___ AVAILABLE DATA ___

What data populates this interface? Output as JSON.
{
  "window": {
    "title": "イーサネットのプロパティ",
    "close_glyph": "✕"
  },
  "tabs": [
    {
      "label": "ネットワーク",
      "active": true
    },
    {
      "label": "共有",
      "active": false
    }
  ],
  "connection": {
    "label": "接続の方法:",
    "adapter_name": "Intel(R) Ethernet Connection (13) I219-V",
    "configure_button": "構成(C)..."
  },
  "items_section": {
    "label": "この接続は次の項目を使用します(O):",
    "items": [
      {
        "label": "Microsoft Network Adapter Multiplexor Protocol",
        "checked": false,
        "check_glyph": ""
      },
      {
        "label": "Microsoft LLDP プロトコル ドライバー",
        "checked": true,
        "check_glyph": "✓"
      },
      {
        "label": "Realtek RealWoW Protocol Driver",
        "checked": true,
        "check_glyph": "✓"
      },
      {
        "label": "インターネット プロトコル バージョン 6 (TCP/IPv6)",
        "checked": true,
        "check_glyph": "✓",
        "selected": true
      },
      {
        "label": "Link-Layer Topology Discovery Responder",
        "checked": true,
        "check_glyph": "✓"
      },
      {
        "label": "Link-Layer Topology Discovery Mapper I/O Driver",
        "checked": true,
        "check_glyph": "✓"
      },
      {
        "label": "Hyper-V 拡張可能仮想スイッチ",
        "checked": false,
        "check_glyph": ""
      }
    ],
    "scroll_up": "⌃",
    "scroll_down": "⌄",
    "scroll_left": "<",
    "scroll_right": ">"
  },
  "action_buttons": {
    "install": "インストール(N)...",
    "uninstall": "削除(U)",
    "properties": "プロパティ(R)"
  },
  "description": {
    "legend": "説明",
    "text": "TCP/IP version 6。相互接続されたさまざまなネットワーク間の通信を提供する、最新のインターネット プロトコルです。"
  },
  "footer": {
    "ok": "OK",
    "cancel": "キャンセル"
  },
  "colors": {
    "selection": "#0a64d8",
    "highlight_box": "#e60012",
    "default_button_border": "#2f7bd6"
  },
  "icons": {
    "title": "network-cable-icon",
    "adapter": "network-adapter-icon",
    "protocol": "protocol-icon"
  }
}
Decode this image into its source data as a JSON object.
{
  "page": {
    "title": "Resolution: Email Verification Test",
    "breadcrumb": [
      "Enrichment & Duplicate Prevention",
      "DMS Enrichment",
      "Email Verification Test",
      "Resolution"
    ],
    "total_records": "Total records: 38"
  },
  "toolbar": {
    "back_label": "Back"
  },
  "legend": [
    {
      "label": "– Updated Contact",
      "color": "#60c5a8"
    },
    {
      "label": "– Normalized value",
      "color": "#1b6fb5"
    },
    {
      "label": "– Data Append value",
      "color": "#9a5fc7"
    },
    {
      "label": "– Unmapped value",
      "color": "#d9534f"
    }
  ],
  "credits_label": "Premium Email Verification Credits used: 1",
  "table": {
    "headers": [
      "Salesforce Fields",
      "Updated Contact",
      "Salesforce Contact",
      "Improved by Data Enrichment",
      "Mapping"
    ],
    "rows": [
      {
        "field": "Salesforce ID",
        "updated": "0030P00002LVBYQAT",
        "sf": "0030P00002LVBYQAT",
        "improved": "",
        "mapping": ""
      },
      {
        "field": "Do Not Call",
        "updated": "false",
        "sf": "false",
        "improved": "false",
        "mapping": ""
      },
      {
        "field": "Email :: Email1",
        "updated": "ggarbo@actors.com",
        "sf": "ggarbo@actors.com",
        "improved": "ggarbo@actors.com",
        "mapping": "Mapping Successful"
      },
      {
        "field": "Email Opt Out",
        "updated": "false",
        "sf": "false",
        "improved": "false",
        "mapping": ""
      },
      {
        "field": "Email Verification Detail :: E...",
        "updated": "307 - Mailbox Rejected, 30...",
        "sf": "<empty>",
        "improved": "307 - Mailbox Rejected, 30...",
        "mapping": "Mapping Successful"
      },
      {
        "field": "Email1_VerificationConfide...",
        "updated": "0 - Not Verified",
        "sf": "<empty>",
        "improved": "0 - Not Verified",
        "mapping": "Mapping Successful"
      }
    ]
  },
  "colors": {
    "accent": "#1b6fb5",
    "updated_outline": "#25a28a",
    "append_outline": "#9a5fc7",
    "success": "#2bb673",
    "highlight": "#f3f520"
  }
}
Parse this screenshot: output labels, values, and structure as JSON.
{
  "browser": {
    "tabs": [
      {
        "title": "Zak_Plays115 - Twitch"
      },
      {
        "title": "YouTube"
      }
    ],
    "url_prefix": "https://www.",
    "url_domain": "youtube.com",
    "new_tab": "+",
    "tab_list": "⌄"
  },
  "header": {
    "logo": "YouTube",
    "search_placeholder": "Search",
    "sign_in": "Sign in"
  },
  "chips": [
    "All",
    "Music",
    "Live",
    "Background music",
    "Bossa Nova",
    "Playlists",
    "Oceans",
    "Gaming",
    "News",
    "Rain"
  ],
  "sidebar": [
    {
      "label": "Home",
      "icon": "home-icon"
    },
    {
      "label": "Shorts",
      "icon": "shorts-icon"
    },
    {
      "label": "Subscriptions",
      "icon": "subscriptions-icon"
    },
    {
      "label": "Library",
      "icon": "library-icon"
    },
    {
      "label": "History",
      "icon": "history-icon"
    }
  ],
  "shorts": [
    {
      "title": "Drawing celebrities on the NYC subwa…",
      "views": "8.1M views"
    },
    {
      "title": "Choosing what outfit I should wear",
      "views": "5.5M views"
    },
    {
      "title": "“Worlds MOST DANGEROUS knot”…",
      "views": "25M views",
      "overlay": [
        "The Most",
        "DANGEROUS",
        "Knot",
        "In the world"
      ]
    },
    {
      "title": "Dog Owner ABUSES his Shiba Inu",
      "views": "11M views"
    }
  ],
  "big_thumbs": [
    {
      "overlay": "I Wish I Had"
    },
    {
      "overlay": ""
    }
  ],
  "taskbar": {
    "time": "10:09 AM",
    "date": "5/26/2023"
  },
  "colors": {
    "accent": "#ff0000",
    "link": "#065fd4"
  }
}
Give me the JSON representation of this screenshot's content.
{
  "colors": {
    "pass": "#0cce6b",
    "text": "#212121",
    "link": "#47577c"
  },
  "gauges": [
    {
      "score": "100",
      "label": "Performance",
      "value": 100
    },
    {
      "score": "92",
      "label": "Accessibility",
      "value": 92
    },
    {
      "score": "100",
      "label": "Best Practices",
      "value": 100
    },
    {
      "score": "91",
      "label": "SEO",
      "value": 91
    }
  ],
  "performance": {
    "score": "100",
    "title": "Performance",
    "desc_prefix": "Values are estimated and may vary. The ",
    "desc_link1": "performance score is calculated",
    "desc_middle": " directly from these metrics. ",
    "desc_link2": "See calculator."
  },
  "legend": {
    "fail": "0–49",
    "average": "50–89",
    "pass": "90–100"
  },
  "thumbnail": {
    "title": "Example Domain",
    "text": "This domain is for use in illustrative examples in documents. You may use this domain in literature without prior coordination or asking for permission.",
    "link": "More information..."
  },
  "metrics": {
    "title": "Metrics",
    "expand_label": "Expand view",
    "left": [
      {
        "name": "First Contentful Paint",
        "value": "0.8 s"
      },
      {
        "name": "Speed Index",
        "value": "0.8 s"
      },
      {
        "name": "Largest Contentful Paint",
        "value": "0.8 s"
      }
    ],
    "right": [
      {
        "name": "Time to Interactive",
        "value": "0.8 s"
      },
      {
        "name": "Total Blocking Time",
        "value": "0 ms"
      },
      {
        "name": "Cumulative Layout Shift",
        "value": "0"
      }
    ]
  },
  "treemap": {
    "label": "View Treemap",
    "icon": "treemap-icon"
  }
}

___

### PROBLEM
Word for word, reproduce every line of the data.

### EXPECTED OUTPUT
What data populates this interface? Output as JSON.
{
  "window": {
    "title": "イーサネットのプロパティ",
    "close_glyph": "✕"
  },
  "tabs": [
    {
      "label": "ネットワーク",
      "active": true
    },
    {
      "label": "共有",
      "active": false
    }
  ],
  "connection": {
    "label": "接続の方法:",
    "adapter_name": "Intel(R) Ethernet Connection (13) I219-V",
    "configure_button": "構成(C)..."
  },
  "items_section": {
    "label": "この接続は次の項目を使用します(O):",
    "items": [
      {
        "label": "Microsoft Network Adapter Multiplexor Protocol",
        "checked": false,
        "check_glyph": ""
      },
      {
        "label": "Microsoft LLDP プロトコル ドライバー",
        "checked": true,
        "check_glyph": "✓"
      },
      {
        "label": "Realtek RealWoW Protocol Driver",
        "checked": true,
        "check_glyph": "✓"
      },
      {
        "label": "インターネット プロトコル バージョン 6 (TCP/IPv6)",
        "checked": true,
        "check_glyph": "✓",
        "selected": true
      },
      {
        "label": "Link-Layer Topology Discovery Responder",
        "checked": true,
        "check_glyph": "✓"
      },
      {
        "label": "Link-Layer Topology Discovery Mapper I/O Driver",
        "checked": true,
        "check_glyph": "✓"
      },
      {
        "label": "Hyper-V 拡張可能仮想スイッチ",
        "checked": false,
        "check_glyph": ""
      }
    ],
    "scroll_up": "⌃",
    "scroll_down": "⌄",
    "scroll_left": "<",
    "scroll_right": ">"
  },
  "action_buttons": {
    "install": "インストール(N)...",
    "uninstall": "削除(U)",
    "properties": "プロパティ(R)"
  },
  "description": {
    "legend": "説明",
    "text": "TCP/IP version 6。相互接続されたさまざまなネットワーク間の通信を提供する、最新のインターネット プロトコルです。"
  },
  "footer": {
    "ok": "OK",
    "cancel": "キャンセル"
  },
  "colors": {
    "selection": "#0a64d8",
    "highlight_box": "#e60012",
    "default_button_border": "#2f7bd6"
  },
  "icons": {
    "title": "network-cable-icon",
    "adapter": "network-adapter-icon",
    "protocol": "protocol-icon"
  }
}
Decode this image into its source data as a JSON object.
{
  "page": {
    "title": "Resolution: Email Verification Test",
    "breadcrumb": [
      "Enrichment & Duplicate Prevention",
      "DMS Enrichment",
      "Email Verification Test",
      "Resolution"
    ],
    "total_records": "Total records: 38"
  },
  "toolbar": {
    "back_label": "Back"
  },
  "legend": [
    {
      "label": "– Updated Contact",
      "color": "#60c5a8"
    },
    {
      "label": "– Normalized value",
      "color": "#1b6fb5"
    },
    {
      "label": "– Data Append value",
      "color": "#9a5fc7"
    },
    {
      "label": "– Unmapped value",
      "color": "#d9534f"
    }
  ],
  "credits_label": "Premium Email Verification Credits used: 1",
  "table": {
    "headers": [
      "Salesforce Fields",
      "Updated Contact",
      "Salesforce Contact",
      "Improved by Data Enrichment",
      "Mapping"
    ],
    "rows": [
      {
        "field": "Salesforce ID",
        "updated": "0030P00002LVBYQAT",
        "sf": "0030P00002LVBYQAT",
        "improved": "",
        "mapping": ""
      },
      {
        "field": "Do Not Call",
        "updated": "false",
        "sf": "false",
        "improved": "false",
        "mapping": ""
      },
      {
        "field": "Email :: Email1",
        "updated": "ggarbo@actors.com",
        "sf": "ggarbo@actors.com",
        "improved": "ggarbo@actors.com",
        "mapping": "Mapping Successful"
      },
      {
        "field": "Email Opt Out",
        "updated": "false",
        "sf": "false",
        "improved": "false",
        "mapping": ""
      },
      {
        "field": "Email Verification Detail :: E...",
        "updated": "307 - Mailbox Rejected, 30...",
        "sf": "<empty>",
        "improved": "307 - Mailbox Rejected, 30...",
        "mapping": "Mapping Successful"
      },
      {
        "field": "Email1_VerificationConfide...",
        "updated": "0 - Not Verified",
        "sf": "<empty>",
        "improved": "0 - Not Verified",
        "mapping": "Mapping Successful"
      }
    ]
  },
  "colors": {
    "accent": "#1b6fb5",
    "updated_outline": "#25a28a",
    "append_outline": "#9a5fc7",
    "success": "#2bb673",
    "highlight": "#f3f520"
  }
}
Parse this screenshot: output labels, values, and structure as JSON.
{
  "browser": {
    "tabs": [
      {
        "title": "Zak_Plays115 - Twitch"
      },
      {
        "title": "YouTube"
      }
    ],
    "url_prefix": "https://www.",
    "url_domain": "youtube.com",
    "new_tab": "+",
    "tab_list": "⌄"
  },
  "header": {
    "logo": "YouTube",
    "search_placeholder": "Search",
    "sign_in": "Sign in"
  },
  "chips": [
    "All",
    "Music",
    "Live",
    "Background music",
    "Bossa Nova",
    "Playlists",
    "Oceans",
    "Gaming",
    "News",
    "Rain"
  ],
  "sidebar": [
    {
      "label": "Home",
      "icon": "home-icon"
    },
    {
      "label": "Shorts",
      "icon": "shorts-icon"
    },
    {
      "label": "Subscriptions",
      "icon": "subscriptions-icon"
    },
    {
      "label": "Library",
      "icon": "library-icon"
    },
    {
      "label": "History",
      "icon": "history-icon"
    }
  ],
  "shorts": [
    {
      "title": "Drawing celebrities on the NYC subwa…",
      "views": "8.1M views"
    },
    {
      "title": "Choosing what outfit I should wear",
      "views": "5.5M views"
    },
    {
      "title": "“Worlds MOST DANGEROUS knot”…",
      "views": "25M views",
      "overlay": [
        "The Most",
        "DANGEROUS",
        "Knot",
        "In the world"
      ]
    },
    {
      "title": "Dog Owner ABUSES his Shiba Inu",
      "views": "11M views"
    }
  ],
  "big_thumbs": [
    {
      "overlay": "I Wish I Had"
    },
    {
      "overlay": ""
    }
  ],
  "taskbar": {
    "time": "10:09 AM",
    "date": "5/26/2023"
  },
  "colors": {
    "accent": "#ff0000",
    "link": "#065fd4"
  }
}
Give me the JSON representation of this screenshot's content.
{
  "colors": {
    "pass": "#0cce6b",
    "text": "#212121",
    "link": "#47577c"
  },
  "gauges": [
    {
      "score": "100",
      "label": "Performance",
      "value": 100
    },
    {
      "score": "92",
      "label": "Accessibility",
      "value": 92
    },
    {
      "score": "100",
      "label": "Best Practices",
      "value": 100
    },
    {
      "score": "91",
      "label": "SEO",
      "value": 91
    }
  ],
  "performance": {
    "score": "100",
    "title": "Performance",
    "desc_prefix": "Values are estimated and may vary. The ",
    "desc_link1": "performance score is calculated",
    "desc_middle": " directly from these metrics. ",
    "desc_link2": "See calculator."
  },
  "legend": {
    "fail": "0–49",
    "average": "50–89",
    "pass": "90–100"
  },
  "thumbnail": {
    "title": "Example Domain",
    "text": "This domain is for use in illustrative examples in documents. You may use this domain in literature without prior coordination or asking for permission.",
    "link": "More information..."
  },
  "metrics": {
    "title": "Metrics",
    "expand_label": "Expand view",
    "left": [
      {
        "name": "First Contentful Paint",
        "value": "0.8 s"
      },
      {
        "name": "Speed Index",
        "value": "0.8 s"
      },
      {
        "name": "Largest Contentful Paint",
        "value": "0.8 s"
      }
    ],
    "right": [
      {
        "name": "Time to Interactive",
        "value": "0.8 s"
      },
      {
        "name": "Total Blocking Time",
        "value": "0 ms"
      },
      {
        "name": "Cumulative Layout Shift",
        "value": "0"
      }
    ]
  },
  "treemap": {
    "label": "View Treemap",
    "icon": "treemap-icon"
  }
}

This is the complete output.